— Your task —
Should a line below contain the word "JSON", report it.

═══ Records supplied ═══

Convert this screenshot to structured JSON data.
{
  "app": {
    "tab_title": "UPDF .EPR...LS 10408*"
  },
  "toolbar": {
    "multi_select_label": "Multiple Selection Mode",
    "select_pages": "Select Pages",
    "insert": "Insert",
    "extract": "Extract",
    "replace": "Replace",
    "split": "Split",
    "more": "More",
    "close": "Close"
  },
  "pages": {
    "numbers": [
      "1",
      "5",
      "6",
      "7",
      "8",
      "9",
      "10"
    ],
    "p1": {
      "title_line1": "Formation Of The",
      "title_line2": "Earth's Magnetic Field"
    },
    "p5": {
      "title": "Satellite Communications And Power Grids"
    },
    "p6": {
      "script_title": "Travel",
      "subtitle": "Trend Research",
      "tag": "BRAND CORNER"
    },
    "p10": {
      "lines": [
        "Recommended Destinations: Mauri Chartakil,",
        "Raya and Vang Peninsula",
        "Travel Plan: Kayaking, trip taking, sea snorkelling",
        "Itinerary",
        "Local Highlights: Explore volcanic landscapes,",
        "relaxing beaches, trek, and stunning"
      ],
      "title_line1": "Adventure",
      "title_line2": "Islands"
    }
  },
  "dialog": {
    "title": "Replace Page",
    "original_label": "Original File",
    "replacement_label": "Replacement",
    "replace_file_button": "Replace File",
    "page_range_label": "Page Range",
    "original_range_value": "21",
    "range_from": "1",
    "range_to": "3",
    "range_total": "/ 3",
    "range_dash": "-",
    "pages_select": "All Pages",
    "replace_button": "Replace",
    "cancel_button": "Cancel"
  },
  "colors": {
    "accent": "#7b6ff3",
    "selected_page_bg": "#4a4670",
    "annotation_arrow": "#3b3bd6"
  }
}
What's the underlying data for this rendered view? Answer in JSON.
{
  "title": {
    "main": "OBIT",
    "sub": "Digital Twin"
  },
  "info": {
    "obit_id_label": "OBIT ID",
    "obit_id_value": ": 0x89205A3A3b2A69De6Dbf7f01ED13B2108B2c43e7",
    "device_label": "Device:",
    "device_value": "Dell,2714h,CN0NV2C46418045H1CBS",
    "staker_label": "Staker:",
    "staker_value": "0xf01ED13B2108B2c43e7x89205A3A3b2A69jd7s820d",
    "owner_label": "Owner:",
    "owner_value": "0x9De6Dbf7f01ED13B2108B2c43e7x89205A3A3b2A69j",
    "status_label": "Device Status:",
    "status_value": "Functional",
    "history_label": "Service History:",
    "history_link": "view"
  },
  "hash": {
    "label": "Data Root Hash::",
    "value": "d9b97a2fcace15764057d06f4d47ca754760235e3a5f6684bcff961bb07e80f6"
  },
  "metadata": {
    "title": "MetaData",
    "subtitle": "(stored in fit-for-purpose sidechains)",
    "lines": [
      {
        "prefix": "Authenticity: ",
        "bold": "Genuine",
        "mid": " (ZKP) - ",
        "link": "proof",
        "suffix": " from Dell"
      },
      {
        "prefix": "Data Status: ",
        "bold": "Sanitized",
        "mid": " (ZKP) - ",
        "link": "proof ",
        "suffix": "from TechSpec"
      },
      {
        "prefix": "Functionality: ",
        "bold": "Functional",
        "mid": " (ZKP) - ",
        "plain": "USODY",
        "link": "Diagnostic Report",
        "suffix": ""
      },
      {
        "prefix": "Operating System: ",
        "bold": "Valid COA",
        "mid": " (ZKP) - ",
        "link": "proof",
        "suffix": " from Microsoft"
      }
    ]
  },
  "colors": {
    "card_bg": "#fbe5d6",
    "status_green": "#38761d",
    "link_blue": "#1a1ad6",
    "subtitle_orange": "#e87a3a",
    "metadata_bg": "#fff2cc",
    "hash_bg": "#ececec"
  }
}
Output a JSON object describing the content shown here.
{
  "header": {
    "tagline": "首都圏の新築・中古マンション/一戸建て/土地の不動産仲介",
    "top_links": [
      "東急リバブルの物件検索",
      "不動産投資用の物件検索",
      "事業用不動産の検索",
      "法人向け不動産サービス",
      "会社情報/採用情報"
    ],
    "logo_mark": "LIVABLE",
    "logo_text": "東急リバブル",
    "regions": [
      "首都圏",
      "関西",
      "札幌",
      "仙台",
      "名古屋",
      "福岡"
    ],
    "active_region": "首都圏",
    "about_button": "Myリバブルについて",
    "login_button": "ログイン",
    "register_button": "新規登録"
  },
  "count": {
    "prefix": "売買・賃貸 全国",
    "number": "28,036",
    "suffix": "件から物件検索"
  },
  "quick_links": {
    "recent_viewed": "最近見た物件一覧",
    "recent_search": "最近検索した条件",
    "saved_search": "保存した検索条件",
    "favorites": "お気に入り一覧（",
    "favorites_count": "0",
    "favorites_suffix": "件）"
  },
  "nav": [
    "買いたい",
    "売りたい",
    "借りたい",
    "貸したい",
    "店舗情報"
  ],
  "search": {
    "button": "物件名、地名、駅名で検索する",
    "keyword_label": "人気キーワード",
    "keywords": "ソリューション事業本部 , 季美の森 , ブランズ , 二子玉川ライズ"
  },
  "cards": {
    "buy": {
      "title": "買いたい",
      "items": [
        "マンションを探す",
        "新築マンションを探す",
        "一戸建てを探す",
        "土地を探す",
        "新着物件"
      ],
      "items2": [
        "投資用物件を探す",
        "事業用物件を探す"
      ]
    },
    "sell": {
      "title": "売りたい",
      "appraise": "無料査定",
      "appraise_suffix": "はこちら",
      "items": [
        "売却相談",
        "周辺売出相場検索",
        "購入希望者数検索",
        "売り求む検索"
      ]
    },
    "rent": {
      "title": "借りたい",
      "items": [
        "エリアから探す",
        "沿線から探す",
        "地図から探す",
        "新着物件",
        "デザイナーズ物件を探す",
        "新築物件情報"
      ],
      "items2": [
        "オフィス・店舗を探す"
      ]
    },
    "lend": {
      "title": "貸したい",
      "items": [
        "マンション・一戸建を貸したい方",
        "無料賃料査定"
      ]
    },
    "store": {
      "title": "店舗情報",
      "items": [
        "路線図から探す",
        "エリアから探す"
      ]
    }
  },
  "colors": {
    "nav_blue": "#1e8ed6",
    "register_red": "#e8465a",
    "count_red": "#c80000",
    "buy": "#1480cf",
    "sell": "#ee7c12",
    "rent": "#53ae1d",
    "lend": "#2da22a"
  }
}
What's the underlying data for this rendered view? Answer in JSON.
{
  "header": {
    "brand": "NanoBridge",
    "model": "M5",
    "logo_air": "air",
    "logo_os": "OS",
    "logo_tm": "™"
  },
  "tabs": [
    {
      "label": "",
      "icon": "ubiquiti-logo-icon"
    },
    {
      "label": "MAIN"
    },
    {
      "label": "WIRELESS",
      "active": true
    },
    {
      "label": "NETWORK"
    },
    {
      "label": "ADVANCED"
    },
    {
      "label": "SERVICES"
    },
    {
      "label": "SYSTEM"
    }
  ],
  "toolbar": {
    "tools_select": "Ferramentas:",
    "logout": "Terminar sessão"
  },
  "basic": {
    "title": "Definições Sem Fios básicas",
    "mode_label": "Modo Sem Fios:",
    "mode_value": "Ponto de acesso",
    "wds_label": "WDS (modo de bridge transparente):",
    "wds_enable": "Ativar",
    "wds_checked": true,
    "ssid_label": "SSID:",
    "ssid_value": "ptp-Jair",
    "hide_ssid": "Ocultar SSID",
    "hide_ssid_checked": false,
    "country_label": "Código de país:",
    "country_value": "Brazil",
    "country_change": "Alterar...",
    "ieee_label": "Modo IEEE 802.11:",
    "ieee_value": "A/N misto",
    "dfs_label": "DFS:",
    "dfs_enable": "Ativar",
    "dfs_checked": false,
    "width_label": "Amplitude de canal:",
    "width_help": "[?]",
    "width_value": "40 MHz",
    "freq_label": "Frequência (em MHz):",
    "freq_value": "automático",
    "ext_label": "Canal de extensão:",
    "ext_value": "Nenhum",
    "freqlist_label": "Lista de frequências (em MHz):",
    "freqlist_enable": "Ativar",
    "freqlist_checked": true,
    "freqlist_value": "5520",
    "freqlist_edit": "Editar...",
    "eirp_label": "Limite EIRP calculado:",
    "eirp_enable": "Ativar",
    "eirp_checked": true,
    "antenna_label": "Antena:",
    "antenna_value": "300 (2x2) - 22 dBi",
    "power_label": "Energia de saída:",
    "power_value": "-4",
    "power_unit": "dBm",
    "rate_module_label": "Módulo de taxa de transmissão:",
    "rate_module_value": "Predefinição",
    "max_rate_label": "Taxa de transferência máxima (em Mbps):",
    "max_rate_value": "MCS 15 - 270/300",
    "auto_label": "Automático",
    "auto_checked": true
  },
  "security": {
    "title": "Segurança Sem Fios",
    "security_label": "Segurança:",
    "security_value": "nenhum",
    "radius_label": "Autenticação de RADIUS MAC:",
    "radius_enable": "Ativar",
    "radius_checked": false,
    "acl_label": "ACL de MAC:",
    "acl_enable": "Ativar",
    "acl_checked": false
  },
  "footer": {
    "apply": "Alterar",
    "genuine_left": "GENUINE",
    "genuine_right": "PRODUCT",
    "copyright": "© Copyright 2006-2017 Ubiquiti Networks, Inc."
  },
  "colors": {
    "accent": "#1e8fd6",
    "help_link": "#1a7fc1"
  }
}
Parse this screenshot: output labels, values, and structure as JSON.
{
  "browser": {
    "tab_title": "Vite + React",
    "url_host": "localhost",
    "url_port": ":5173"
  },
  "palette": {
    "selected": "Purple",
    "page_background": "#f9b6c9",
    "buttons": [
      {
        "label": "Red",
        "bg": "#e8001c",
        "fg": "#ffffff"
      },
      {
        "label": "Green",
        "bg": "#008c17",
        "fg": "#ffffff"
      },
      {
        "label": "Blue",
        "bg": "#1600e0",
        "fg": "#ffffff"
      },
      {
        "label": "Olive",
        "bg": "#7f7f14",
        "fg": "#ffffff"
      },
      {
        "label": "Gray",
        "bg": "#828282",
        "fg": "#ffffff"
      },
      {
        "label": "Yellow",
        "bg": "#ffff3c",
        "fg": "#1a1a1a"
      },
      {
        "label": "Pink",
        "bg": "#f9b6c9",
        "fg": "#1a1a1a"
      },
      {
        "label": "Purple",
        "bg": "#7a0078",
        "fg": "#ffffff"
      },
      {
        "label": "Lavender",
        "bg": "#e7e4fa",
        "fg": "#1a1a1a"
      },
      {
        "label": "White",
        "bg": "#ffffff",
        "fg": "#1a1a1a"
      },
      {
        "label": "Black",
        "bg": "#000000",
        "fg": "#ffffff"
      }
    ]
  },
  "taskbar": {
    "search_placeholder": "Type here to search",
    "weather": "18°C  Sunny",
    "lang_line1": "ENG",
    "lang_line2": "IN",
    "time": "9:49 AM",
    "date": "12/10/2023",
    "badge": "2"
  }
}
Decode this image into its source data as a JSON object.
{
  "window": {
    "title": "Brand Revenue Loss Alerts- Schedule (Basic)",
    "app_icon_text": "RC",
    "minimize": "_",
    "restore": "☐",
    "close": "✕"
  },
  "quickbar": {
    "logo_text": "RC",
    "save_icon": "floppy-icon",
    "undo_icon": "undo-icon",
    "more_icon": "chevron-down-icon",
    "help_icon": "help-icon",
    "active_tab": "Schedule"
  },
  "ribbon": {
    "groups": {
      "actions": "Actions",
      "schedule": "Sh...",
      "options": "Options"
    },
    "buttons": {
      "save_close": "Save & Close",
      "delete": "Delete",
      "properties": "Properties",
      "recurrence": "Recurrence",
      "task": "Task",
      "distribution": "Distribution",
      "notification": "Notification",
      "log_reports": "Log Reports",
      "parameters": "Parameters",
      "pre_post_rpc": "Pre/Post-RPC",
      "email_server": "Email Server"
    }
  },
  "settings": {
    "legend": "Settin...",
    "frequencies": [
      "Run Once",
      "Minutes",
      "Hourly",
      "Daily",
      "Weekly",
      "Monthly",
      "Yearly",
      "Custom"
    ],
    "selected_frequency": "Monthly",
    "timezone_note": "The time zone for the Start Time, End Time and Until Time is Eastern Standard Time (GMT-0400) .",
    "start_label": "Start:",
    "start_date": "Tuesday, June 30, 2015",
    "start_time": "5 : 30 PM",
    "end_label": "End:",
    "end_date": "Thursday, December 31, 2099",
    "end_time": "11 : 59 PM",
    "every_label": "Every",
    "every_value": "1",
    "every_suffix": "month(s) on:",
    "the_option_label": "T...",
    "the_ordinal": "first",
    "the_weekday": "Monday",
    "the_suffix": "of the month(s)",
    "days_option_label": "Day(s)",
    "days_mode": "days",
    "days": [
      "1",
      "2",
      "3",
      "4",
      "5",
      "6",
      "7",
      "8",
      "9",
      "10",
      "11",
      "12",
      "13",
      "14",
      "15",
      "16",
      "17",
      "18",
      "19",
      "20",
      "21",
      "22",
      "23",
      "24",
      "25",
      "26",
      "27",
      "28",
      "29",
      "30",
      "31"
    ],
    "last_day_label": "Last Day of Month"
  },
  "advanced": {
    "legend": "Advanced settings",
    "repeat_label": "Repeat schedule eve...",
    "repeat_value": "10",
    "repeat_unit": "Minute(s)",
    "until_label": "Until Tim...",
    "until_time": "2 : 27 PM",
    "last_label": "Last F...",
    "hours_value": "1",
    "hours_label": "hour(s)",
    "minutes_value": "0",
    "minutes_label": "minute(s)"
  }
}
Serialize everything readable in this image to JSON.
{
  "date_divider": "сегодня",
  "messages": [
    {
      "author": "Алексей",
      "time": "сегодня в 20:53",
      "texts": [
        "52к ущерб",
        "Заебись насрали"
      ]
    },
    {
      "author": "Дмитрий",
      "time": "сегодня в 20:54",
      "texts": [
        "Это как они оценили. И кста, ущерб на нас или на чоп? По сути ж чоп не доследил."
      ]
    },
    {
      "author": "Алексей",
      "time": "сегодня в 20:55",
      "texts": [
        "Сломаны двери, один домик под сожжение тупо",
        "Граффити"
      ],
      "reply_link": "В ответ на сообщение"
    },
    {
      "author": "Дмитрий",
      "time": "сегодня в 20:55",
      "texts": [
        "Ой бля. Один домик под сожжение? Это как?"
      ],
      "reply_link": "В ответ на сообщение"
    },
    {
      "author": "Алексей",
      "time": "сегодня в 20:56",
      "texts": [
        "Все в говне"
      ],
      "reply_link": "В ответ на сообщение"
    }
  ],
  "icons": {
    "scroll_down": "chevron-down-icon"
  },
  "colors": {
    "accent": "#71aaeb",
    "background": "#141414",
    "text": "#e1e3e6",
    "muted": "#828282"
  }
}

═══

— Result of the exercise —
Convert this screenshot to structured JSON data.
What's the underlying data for this rendered view? Answer in JSON.
Output a JSON object describing the content shown here.
What's the underlying data for this rendered view? Answer in JSON.
Parse this screenshot: output labels, values, and structure as JSON.
Decode this image into its source data as a JSON object.
Serialize everything readable in this image to JSON.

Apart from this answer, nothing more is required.